When bound in ferritin, most iron stores are withheld from invaders. However, much more than one gram of storage iron can stress the body’s ability to provide a safe harbor for this potentially toxic metal. With a few exceptions, including events of inflammation or anemia of chronic disease, a blood test measuring SF can provide an accurate surrogate measure of iron stored in organs and non-blood tissue throughout the body. Only a very small fraction of the body’s sequestered iron is actually stored in ferritin molecules circulating in the bloodstream. However, in otherwise healthy individuals, the relative amount of ferritin found in serum is an accurate surrogate measure for the addition and potentially harmful iron stored in body organs.
Serum ferritin measurements range from about 15–200 ng/ml for women and 20–300 ng/ml for men. Although laboratory ranges vary, most align closely with these values. Approximately 95% of the population will fall within the “normal” population range simply because ranges are calculated using standard statistical methodology. Except for the lower ends of these ranges, which can predict anemia or iron deficiency anemia, the ranges per se do not define optimal or even healthy iron levels. Optimal SF ranges for men and women are 25–75 ng/ml. Individuals with risk factors for diabetes, cardiovascular diseases, stoke, liver diseases and cancer face amplified risks proportional to the amount of stored body iron over and above the optimal range.
Numerous medical research studies have demonstrated that serum ferritin above 100 ng/ml has been associated with decreased cardio vascular fitness, increased incidences of atherosclerosis, type 2 diabetes, cancer and accelerated aging, which is evidenced in conditions like osteoporosis and sarcopenia (muscle wasting). Excess iron can catalyze oxidative stress and results in the formation of Reactive Oxygen Species (ROS). This leads to cell and DNA damage see IRON Science Library. Fortunately this does not pertain to everyone; ferritin levels and stored iron can remain safely contained, even when ferritin exceeds 150 ng/ml, if the body’s natural antioxidant defenses are working properly see GGT Science Library.
Ferritin can be elevated even when both serum iron and transferrin saturation percentages are at low-normal levels or below. High ferritin under these circumstances does not generally signal iron overload, but rather is functioning as a defense mechanism, sometimes called an acute phase reaction. The body synthesizes ferritin in response to an evasion of many pathogens. The resulting conditions are sometimes referred to as the anemia of chronic disease, or more commonly today, anemia of inflammation. These are often temporary conditions that cause the body to sequester iron that would otherwise be available to assist invading pathogens and worsen infection, tissue damage or other disease conditions.
Hemoglobin is a protein in red blood cells that carries oxygen.

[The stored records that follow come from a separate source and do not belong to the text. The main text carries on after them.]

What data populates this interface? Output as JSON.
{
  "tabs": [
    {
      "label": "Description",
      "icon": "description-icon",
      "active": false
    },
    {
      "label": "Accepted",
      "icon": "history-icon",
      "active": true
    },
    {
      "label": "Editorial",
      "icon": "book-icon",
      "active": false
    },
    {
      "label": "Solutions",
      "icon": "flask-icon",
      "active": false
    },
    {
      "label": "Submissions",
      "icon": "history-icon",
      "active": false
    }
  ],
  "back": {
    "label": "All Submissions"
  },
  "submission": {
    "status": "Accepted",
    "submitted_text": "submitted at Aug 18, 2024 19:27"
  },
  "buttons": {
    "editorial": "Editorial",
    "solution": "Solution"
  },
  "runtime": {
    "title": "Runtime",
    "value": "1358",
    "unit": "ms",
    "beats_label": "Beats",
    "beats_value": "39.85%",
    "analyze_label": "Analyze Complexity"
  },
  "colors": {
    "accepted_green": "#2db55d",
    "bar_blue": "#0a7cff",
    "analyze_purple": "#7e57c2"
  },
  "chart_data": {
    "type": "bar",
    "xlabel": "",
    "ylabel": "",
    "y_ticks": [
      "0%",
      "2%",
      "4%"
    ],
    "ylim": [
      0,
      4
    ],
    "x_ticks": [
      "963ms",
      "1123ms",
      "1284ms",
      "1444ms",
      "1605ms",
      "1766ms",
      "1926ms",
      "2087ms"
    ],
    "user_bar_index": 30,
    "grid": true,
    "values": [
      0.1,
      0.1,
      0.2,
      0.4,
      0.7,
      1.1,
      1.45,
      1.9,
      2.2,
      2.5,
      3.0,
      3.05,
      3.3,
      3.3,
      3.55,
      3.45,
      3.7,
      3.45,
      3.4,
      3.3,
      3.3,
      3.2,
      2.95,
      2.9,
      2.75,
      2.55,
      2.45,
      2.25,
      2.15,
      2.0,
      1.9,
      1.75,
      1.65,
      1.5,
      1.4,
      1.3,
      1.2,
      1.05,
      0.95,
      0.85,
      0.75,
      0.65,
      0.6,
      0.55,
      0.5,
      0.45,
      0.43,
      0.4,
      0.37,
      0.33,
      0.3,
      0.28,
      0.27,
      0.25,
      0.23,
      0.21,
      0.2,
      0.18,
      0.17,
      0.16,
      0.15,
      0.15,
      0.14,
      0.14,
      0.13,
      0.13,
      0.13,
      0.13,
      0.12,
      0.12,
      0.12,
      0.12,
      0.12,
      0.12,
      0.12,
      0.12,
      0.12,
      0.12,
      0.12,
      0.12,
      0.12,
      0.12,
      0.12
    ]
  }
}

Normal values are 13.8 to 17.2 gm/dL for males and 12.1 to 15.1 for females. Low or high measures of hemoglobin are not good indications of either iron overload or iron deficiency. Hemoglobin is frequently part of a complete blood count (CBC), which is most useful in assessing general health status and to screen for and monitor a variety of disorders, such as anemia. When hemoglobin is above upper range values, a condition called polycythemia vera (PV) could exist. PV is a bone marrow disease that leads to an increase in the number of blood cells (primarily red blood cells).